“This is such a good time to take your hair out, your nails out, no lashes,” Kylie said. In several other “get ready with me” videos on YouTube over the past week, gurus and other personalities have also made comments about slight tweaks to their makeup routines and products because their “tans … are coming off.” Big beauty vlogger Jaclyn Hill joked that it’s been “rough” not having her fairer face tone match the color of the rest of her body.
This is all to say that even though these small, relatively insignificant effects of a pandemic are, well, so minuscule and maybe trivial, everyone’s norms are being affected. For influencers who depend on their faces and looks for their lifestyles and income, those changes can be as small as having to buy lighter shades of makeup, or as existential as coming to terms with the more ~natural~ version of themselves.
And, look, everyone’s beauty standards and what they need to do to feel beautiful are rightfully their own. But it appears at least that some influencers are embracing it. People online are also celebrating Kylie’s toned-down appearances lately.

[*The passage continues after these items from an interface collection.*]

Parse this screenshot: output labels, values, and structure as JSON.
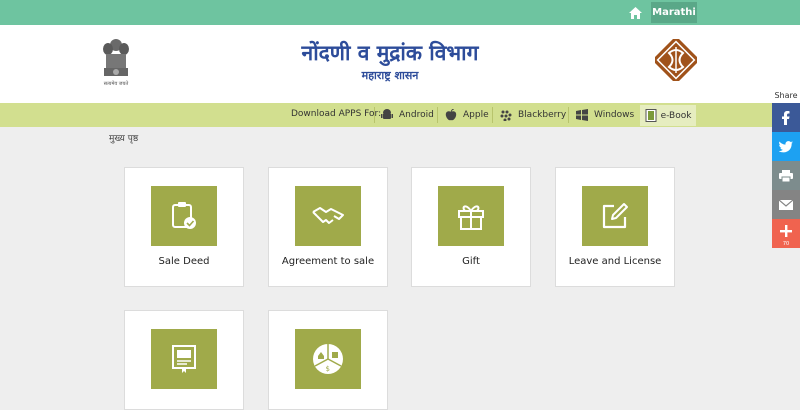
{
  "topbar": {
    "language": "Marathi"
  },
  "header": {
    "title": "नोंदणी व मुद्रांक विभाग",
    "subtitle": "महाराष्ट्र शासन",
    "emblem_label": "सत्यमेव जयते"
  },
  "apps": {
    "label": "Download APPS For:",
    "items": [
      {
        "label": "Android",
        "icon": "android-icon"
      },
      {
        "label": "Apple",
        "icon": "apple-icon"
      },
      {
        "label": "Blackberry",
        "icon": "blackberry-icon"
      },
      {
        "label": "Windows",
        "icon": "windows-icon"
      },
      {
        "label": "e-Book",
        "icon": "ebook-icon"
      }
    ]
  },
  "breadcrumb": "मुख्य पृष्ठ",
  "cards": [
    {
      "label": "Sale Deed",
      "icon": "clipboard-check-icon"
    },
    {
      "label": "Agreement to sale",
      "icon": "handshake-icon"
    },
    {
      "label": "Gift",
      "icon": "gift-icon"
    },
    {
      "label": "Leave and License",
      "icon": "edit-icon"
    },
    {
      "label": "",
      "icon": "certificate-icon"
    },
    {
      "label": "",
      "icon": "property-pie-icon"
    }
  ],
  "share": {
    "title": "Share",
    "count": "70",
    "colors": {
      "facebook": "#3b5998",
      "twitter": "#1da1f2",
      "print": "#7d8c8d",
      "email": "#848484",
      "more": "#f0634f"
    }
  },
  "colors": {
    "topbar": "#6ec4a0",
    "appsbar": "#d2df8f",
    "tile": "#a0aa4a",
    "title": "#2d4c9a"
  }
}
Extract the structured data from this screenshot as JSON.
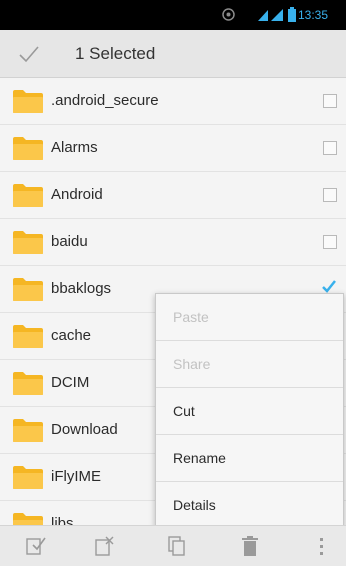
{
  "status_bar": {
    "time": "13:35",
    "icons": [
      "wifi-icon",
      "signal-icon",
      "battery-icon"
    ],
    "time_color": "#39b1ec"
  },
  "action_bar": {
    "title": "1 Selected",
    "icon": "check-icon"
  },
  "files": [
    {
      "name": ".android_secure",
      "checked": false
    },
    {
      "name": "Alarms",
      "checked": false
    },
    {
      "name": "Android",
      "checked": false
    },
    {
      "name": "baidu",
      "checked": false
    },
    {
      "name": "bbaklogs",
      "checked": true
    },
    {
      "name": "cache",
      "checked": false
    },
    {
      "name": "DCIM",
      "checked": false
    },
    {
      "name": "Download",
      "checked": false
    },
    {
      "name": "iFlyIME",
      "checked": false
    },
    {
      "name": "libs",
      "checked": false
    }
  ],
  "context_menu": [
    {
      "label": "Paste",
      "enabled": false
    },
    {
      "label": "Share",
      "enabled": false
    },
    {
      "label": "Cut",
      "enabled": true
    },
    {
      "label": "Rename",
      "enabled": true
    },
    {
      "label": "Details",
      "enabled": true
    }
  ],
  "bottom_bar": {
    "icons": [
      "select-all-icon",
      "deselect-all-icon",
      "copy-icon",
      "delete-icon",
      "overflow-menu-icon"
    ]
  },
  "colors": {
    "accent": "#39b1ec",
    "folder": "#f5b623"
  }
}
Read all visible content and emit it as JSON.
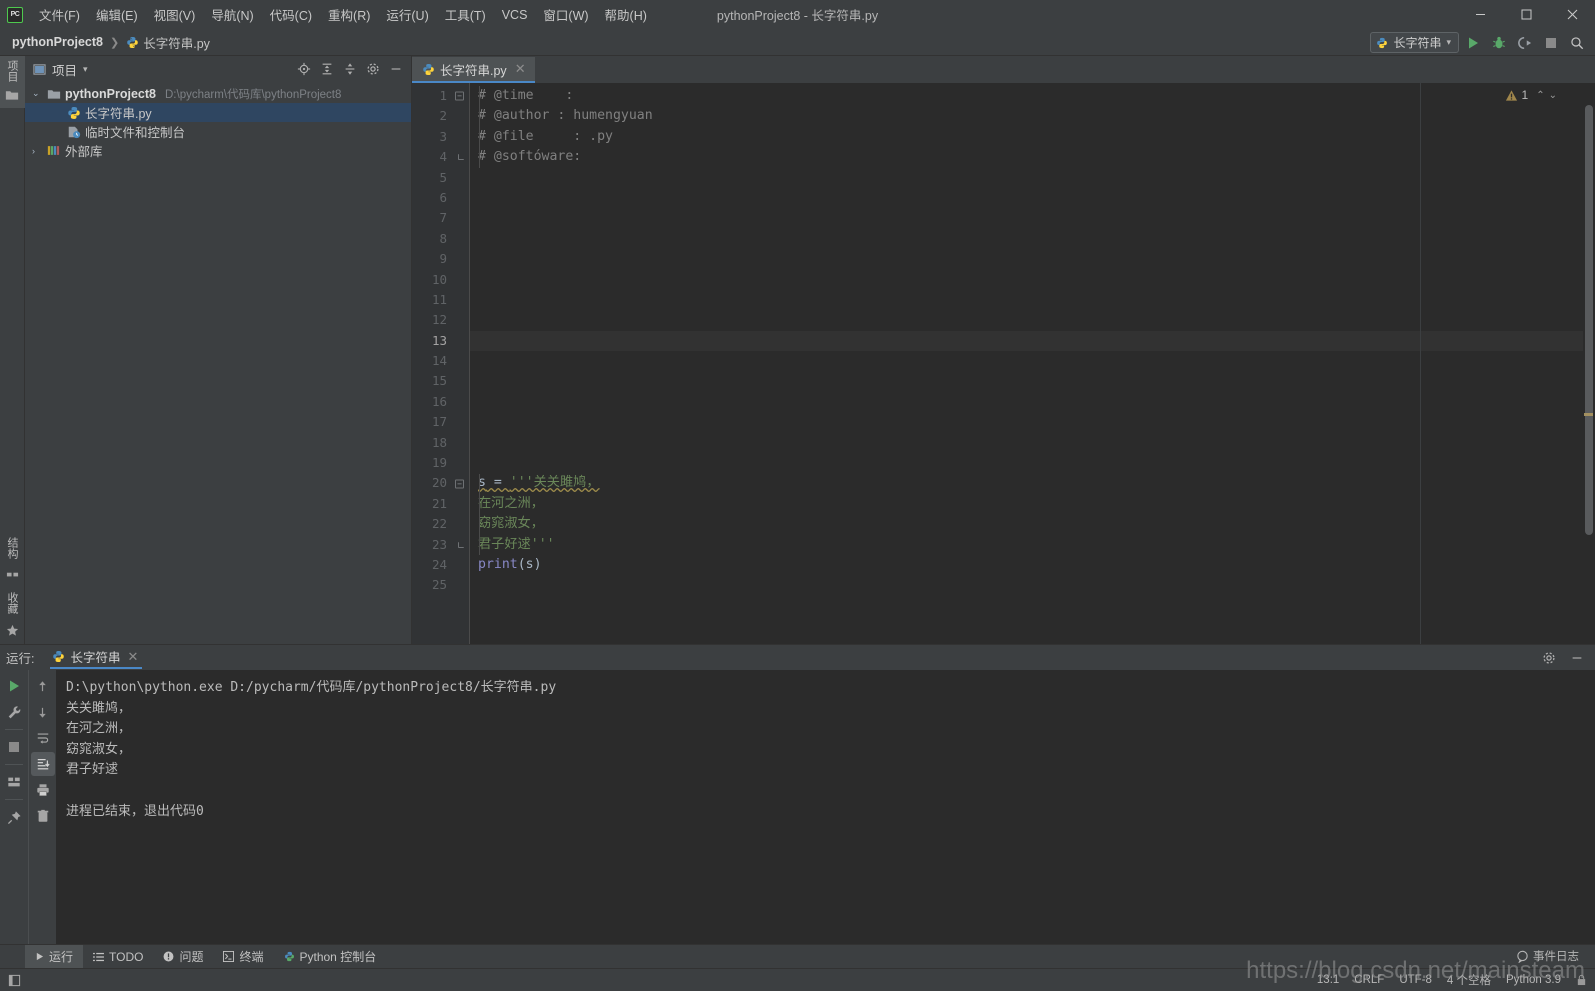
{
  "window": {
    "title": "pythonProject8 - 长字符串.py",
    "minimize": "–",
    "maximize": "□",
    "close": "X"
  },
  "menu": {
    "items": [
      {
        "label": "文件(F)",
        "name": "menu-file"
      },
      {
        "label": "编辑(E)",
        "name": "menu-edit"
      },
      {
        "label": "视图(V)",
        "name": "menu-view"
      },
      {
        "label": "导航(N)",
        "name": "menu-navigate"
      },
      {
        "label": "代码(C)",
        "name": "menu-code"
      },
      {
        "label": "重构(R)",
        "name": "menu-refactor"
      },
      {
        "label": "运行(U)",
        "name": "menu-run"
      },
      {
        "label": "工具(T)",
        "name": "menu-tools"
      },
      {
        "label": "VCS",
        "name": "menu-vcs"
      },
      {
        "label": "窗口(W)",
        "name": "menu-window"
      },
      {
        "label": "帮助(H)",
        "name": "menu-help"
      }
    ]
  },
  "navbar": {
    "project": "pythonProject8",
    "separator": "❯",
    "file": "长字符串.py",
    "run_config": "长字符串",
    "dropdown_arrow": "▾"
  },
  "project_panel": {
    "title": "项目",
    "dropdown_arrow": "▾",
    "tree": [
      {
        "label": "pythonProject8",
        "path": "D:\\pycharm\\代码库\\pythonProject8",
        "arrow": "⌄",
        "bold": true,
        "selected": false,
        "indent": 0
      },
      {
        "label": "长字符串.py",
        "path": "",
        "arrow": "",
        "bold": false,
        "selected": true,
        "indent": 1
      },
      {
        "label": "临时文件和控制台",
        "path": "",
        "arrow": "",
        "bold": false,
        "selected": false,
        "indent": 1
      },
      {
        "label": "外部库",
        "path": "",
        "arrow": "›",
        "bold": false,
        "selected": false,
        "indent": 0
      }
    ]
  },
  "left_strip": {
    "project_label": "项目",
    "structure_label": "结构",
    "favorites_label": "收藏"
  },
  "editor": {
    "tab_label": "长字符串.py",
    "tab_close": "✕",
    "warning_count": "1",
    "warn_up": "⌃",
    "warn_down": "⌄",
    "lines": [
      {
        "n": "1",
        "fold": "−",
        "segments": [
          {
            "t": "# @time    :",
            "c": "c-comment"
          }
        ]
      },
      {
        "n": "2",
        "fold": "",
        "segments": [
          {
            "t": "# @author : humengyuan",
            "c": "c-comment"
          }
        ]
      },
      {
        "n": "3",
        "fold": "",
        "segments": [
          {
            "t": "# @file     : .py",
            "c": "c-comment"
          }
        ]
      },
      {
        "n": "4",
        "fold": "⌐",
        "segments": [
          {
            "t": "# @softóware:",
            "c": "c-comment"
          }
        ]
      },
      {
        "n": "5",
        "fold": "",
        "segments": []
      },
      {
        "n": "6",
        "fold": "",
        "segments": []
      },
      {
        "n": "7",
        "fold": "",
        "segments": []
      },
      {
        "n": "8",
        "fold": "",
        "segments": []
      },
      {
        "n": "9",
        "fold": "",
        "segments": []
      },
      {
        "n": "10",
        "fold": "",
        "segments": []
      },
      {
        "n": "11",
        "fold": "",
        "segments": []
      },
      {
        "n": "12",
        "fold": "",
        "segments": []
      },
      {
        "n": "13",
        "fold": "",
        "segments": [],
        "current": true
      },
      {
        "n": "14",
        "fold": "",
        "segments": []
      },
      {
        "n": "15",
        "fold": "",
        "segments": []
      },
      {
        "n": "16",
        "fold": "",
        "segments": []
      },
      {
        "n": "17",
        "fold": "",
        "segments": []
      },
      {
        "n": "18",
        "fold": "",
        "segments": []
      },
      {
        "n": "19",
        "fold": "",
        "segments": []
      },
      {
        "n": "20",
        "fold": "−",
        "segments": [
          {
            "t": "s",
            "c": "c-var squiggle"
          },
          {
            "t": " = ",
            "c": "c-punct squiggle"
          },
          {
            "t": "'''关关雎鸠，",
            "c": "c-str squiggle"
          }
        ]
      },
      {
        "n": "21",
        "fold": "",
        "segments": [
          {
            "t": "在河之洲，",
            "c": "c-str"
          }
        ]
      },
      {
        "n": "22",
        "fold": "",
        "segments": [
          {
            "t": "窈窕淑女，",
            "c": "c-str"
          }
        ]
      },
      {
        "n": "23",
        "fold": "⌐",
        "segments": [
          {
            "t": "君子好逑'''",
            "c": "c-str"
          }
        ]
      },
      {
        "n": "24",
        "fold": "",
        "segments": [
          {
            "t": "print",
            "c": "c-fn"
          },
          {
            "t": "(s)",
            "c": "c-punct"
          }
        ]
      },
      {
        "n": "25",
        "fold": "",
        "segments": []
      }
    ]
  },
  "run_window": {
    "header_label": "运行:",
    "tab_label": "长字符串",
    "tab_close": "✕",
    "console_lines": [
      {
        "text": "D:\\python\\python.exe D:/pycharm/代码库/pythonProject8/长字符串.py",
        "cls": "con-cmd"
      },
      {
        "text": "关关雎鸠，",
        "cls": "con-cmd"
      },
      {
        "text": "在河之洲，",
        "cls": "con-cmd"
      },
      {
        "text": "窈窕淑女，",
        "cls": "con-cmd"
      },
      {
        "text": "君子好逑",
        "cls": "con-cmd"
      },
      {
        "text": "",
        "cls": "con-cmd"
      },
      {
        "text": "进程已结束，退出代码0",
        "cls": "con-cmd"
      }
    ]
  },
  "bottom_tabs": [
    {
      "label": "运行",
      "name": "bottom-tab-run",
      "active": true
    },
    {
      "label": "TODO",
      "name": "bottom-tab-todo",
      "active": false
    },
    {
      "label": "问题",
      "name": "bottom-tab-problems",
      "active": false
    },
    {
      "label": "终端",
      "name": "bottom-tab-terminal",
      "active": false
    },
    {
      "label": "Python 控制台",
      "name": "bottom-tab-python-console",
      "active": false
    }
  ],
  "status_bar": {
    "caret": "13:1",
    "line_sep": "CRLF",
    "encoding": "UTF-8",
    "indent": "4 个空格",
    "interpreter": "Python 3.9",
    "event_log": "事件日志"
  },
  "watermark": "https://blog.csdn.net/mainsteam",
  "colors": {
    "accent_blue": "#4a88c7",
    "selection": "#2f4661",
    "run_green": "#4ec94e",
    "string_green": "#6a8759",
    "comment_gray": "#808080",
    "keyword_purple": "#8888c6",
    "warning_yellow": "#a39060",
    "chrome": "#3c3f41",
    "editor_bg": "#2b2b2b",
    "gutter_bg": "#313335"
  }
}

If anyone wants to add or take away from their natural bodies — you do you. But I think any moment we can confront ourselves just as we come, just as lowercase-g god intended, it’s a nice moment of reckoning.
Nature is healing; we are the virus.
Will quarantine culture normalize being a full-time YouTuber?
During my interview with a young YouTuber for a story about how she and others are still making Coachella-related content even though the festival was canceled, she mentioned something pretty interesting.
Bianca Bello is a 24-year-old in NYC who now does YouTube full time but was once a driver for DoorDash. She said the one positive outcome of the vast majority of the country being in lockdown is a new “respect” she feels she is getting for her unique line of work that requires working independently, and on the fly.
“Quarantining has, in a way, made my job ‘easier,’” she told me. “As someone who creates content from home regularly and constantly finds new ways to be productive, get creative, and earn money online, this quarantine has let me hone in on my craft without the judgment of others.”
Now that most people are forced to work from home — with the exception of essential workers, of course — Bianca said she “feels as if people have a newfound respect for people who work from home all of the time.”
She used to experience insecurities and judgments for aspiring to be an online talent working from home. Now she feels she has unique skills to help her cope with a quickly changing world.
Influencing and YouTubing may never be accepted without judgment, and I'm not saying that it's right or wrong to pass judgment. But perhaps these new and strange kinds of freelance and WFH jobs may become more normal.
I now will sign off this newsletter with some mantras that are super cringey but can’t ring more true: Embrace yourself holistically, love the skin you’re in, come as you are, etc., etc. We’ll pick up the snark next time, lol. JK,